Like About....... Elly, which won Farhadi the best director award at Berlin two years ago and which went on to find release in many territories, it has the potential to engage Western audiences with the right handling. The movie is centered on a couple, Nader and Simin, and their 11-year old daughter, Termeh. Nader and Simin are about to leave the country for good; however, Nader has a change of heart and decides to stay and look after his father who suffers from Alzheimer's disease. Simin is determined to get a divorce and leave the country with her daughter, but the court does not find in her favor. Simin goes to live with her mother and Termeh return Politics are ostensibly out of the picture, though the whole premise is based on a middle-class couple's divorce because the wife Simin (Iranian star Leila Hatami) wants to move abroad to find a better future for their 11-year-old daughter Termeh (Sarina Farhadi). But that may not be the real reason for the separation.

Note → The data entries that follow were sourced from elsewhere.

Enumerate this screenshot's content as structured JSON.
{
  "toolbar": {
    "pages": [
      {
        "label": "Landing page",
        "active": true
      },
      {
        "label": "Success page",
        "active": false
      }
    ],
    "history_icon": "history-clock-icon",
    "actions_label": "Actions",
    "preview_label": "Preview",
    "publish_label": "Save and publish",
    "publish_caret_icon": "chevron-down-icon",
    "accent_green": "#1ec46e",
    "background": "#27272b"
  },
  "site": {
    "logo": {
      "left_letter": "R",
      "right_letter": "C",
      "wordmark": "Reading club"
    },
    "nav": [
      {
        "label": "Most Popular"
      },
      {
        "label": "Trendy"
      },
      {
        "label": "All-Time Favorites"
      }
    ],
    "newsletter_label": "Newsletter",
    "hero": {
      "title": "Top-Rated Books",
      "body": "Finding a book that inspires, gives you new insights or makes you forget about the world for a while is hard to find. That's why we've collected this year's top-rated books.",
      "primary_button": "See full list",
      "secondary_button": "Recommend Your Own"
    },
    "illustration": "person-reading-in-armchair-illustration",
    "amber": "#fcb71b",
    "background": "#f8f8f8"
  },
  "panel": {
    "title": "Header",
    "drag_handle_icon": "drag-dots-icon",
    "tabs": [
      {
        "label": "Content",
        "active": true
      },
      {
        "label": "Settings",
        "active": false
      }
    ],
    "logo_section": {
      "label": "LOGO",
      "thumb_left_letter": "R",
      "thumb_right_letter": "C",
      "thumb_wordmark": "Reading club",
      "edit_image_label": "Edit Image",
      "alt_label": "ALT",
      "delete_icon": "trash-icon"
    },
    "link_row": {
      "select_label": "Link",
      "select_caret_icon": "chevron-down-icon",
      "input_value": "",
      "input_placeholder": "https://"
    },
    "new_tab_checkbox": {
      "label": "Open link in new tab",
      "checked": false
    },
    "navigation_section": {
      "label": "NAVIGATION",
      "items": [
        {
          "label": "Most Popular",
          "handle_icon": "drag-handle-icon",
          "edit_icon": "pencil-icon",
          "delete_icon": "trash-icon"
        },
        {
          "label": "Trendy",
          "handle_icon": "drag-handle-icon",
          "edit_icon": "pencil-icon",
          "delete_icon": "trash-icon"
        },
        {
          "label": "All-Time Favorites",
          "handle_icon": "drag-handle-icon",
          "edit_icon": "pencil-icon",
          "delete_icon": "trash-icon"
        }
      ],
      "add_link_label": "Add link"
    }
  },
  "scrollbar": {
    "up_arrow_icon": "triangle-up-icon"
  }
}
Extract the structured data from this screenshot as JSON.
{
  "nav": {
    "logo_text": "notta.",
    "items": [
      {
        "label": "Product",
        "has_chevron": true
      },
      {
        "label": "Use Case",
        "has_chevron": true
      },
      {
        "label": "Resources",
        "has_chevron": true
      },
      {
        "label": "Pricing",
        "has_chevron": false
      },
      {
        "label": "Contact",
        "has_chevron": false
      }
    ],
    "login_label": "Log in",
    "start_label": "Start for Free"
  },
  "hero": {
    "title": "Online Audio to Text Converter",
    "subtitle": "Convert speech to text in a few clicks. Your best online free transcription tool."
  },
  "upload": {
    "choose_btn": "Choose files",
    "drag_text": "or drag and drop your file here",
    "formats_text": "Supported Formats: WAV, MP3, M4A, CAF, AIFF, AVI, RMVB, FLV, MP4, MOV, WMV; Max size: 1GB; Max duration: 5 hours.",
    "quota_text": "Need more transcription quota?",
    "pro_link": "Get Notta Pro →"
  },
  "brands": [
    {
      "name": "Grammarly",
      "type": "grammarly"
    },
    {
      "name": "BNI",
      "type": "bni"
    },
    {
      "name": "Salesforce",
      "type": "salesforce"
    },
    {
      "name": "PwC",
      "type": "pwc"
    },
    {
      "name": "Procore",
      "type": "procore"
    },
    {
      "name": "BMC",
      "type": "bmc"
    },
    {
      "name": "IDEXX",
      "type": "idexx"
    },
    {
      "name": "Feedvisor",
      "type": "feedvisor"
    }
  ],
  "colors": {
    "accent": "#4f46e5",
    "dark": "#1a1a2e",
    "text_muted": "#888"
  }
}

Nader (Peyman Moaadi, seen in About Elly) is a decent man but a stubborn one, and he neglects his wife. Too proud to ask her to stay with him, he lets her move back to her mother's place while he and Termeh are left to look after his aged father with Alzheimer's disease. He hastily hires a poor woman named Razieh (Sareh Bayat) as a daytime caretaker, who signs on without telling him she's pregnant (or does she?). A few days later he fires her and shoves her out the door; she falls on the stairs (perhaps) and has a miscarriage. The rest of the film is a crescendo of tension as Razieh's hot-headed, debt-ridden husband Hodjat (Shahab Hosseini) takes Nader to court for manslaughter. While the intricate screenplay ratchets up tension as it raises the stakes for its characters from scene to scene, its reliance on contrivance might irritate some viewers. Indeed, the conceit of Nader and Simin's separation occasionally appears as a petty battle of wills, something that undermines the weight of other events.

after 30 min , new details are added that changes the moral perspective. Rather remarkably, Farhadi's screenplay doesn't take sides with any of the characters; on the contrary, everyone seems equally right and wrong at the same time. They are all caught in a web of pride and ego, morality and religion, money and honor.